In sum, we find a lot to like about the M17S, along with a few shortcomings. The little rifle is probably the best balanced and handling rifle we have fired in many years. Its ergonomics are superlative with one exception. Under sustained fire, the forearm tends to heat up, a problem which was only partially ameliorated by the installation of a home workshop fabricated heat shield. The only solution is to move the supporting hand back to the forwardmost part of the polymer lower receiver. Most of those who fired the rifle did not find this inconvenient or uncomfortable; in fact, many felt that it was a better position than a more conventional one with supporting hand under the forearm. Moreover, everyone who fired the M17S was taken with just how enjoyable the rifle was to shoot, a tribute to the overall excellence of its design.
In sum, Bushmaster’s M17S is a highly reliable and compact rifle best suited for carry or storage in vehicles or in locations where space is at a premium. It is a short range – i.e. 25-300 yard – rifle, the distances at which most land combat occurs. The rifle is ideal for its intended purposes, which are self protection and informal shooting. Because of its size, it makes an nearly perfect vehicle or camp rifle. For the same reasons, the M17S is ideally suited as a law enforcement carbine, a role in which it far outclasses pistol – caliber carbines now offered by other manufacturers. In the final analysis, while the M17S has a few shortcomings, we believe that these are far outweighed by its attributes.
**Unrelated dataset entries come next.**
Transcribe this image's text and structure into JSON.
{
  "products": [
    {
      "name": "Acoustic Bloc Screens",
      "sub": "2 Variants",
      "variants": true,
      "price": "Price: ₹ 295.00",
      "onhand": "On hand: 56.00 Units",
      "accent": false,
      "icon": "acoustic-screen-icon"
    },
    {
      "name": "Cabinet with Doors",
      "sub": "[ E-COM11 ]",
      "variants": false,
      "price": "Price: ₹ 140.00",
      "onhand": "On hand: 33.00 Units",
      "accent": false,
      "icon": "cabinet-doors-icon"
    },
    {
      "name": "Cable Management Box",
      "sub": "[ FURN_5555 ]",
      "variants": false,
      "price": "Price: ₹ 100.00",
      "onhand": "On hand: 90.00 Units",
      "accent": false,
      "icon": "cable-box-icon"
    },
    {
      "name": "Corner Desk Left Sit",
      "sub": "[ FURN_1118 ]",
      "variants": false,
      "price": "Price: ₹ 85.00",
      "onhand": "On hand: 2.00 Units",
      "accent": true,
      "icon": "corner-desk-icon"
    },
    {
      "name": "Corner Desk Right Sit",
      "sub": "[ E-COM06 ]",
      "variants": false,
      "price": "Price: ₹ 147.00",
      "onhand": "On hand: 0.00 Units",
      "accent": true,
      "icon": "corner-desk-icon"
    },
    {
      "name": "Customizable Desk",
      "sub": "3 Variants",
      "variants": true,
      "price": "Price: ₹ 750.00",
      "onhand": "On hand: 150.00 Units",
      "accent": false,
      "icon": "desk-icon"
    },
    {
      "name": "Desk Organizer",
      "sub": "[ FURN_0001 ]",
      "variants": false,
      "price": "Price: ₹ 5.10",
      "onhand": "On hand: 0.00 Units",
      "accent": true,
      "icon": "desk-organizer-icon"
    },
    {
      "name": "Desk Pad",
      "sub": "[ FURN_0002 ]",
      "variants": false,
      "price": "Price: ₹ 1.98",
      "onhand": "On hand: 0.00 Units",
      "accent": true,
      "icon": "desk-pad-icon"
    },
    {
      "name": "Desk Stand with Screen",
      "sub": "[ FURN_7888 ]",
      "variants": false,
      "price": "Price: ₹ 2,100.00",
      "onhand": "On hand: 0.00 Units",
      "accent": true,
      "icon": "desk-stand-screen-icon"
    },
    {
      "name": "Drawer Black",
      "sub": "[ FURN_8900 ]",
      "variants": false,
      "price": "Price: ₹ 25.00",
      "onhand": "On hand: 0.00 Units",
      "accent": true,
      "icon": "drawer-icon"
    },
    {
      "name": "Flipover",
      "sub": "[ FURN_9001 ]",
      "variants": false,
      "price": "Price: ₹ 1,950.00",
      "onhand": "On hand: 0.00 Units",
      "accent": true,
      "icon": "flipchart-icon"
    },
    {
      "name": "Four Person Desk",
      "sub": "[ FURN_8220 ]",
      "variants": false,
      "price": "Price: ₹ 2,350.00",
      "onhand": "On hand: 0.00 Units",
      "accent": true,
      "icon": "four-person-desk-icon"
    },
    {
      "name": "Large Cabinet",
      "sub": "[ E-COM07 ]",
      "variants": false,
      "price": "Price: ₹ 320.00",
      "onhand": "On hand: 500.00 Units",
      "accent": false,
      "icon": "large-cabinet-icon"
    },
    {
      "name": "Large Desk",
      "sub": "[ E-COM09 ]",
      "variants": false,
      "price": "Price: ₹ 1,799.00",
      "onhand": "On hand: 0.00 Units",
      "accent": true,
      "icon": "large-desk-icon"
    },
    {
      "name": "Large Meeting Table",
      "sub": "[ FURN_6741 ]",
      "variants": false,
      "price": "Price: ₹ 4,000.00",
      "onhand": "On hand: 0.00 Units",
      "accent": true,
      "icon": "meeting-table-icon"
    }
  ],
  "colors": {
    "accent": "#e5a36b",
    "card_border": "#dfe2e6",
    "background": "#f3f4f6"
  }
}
|This article first appeared in Small Arms Review V2N7 (April 1999)|
and was posted online on June 17, 2016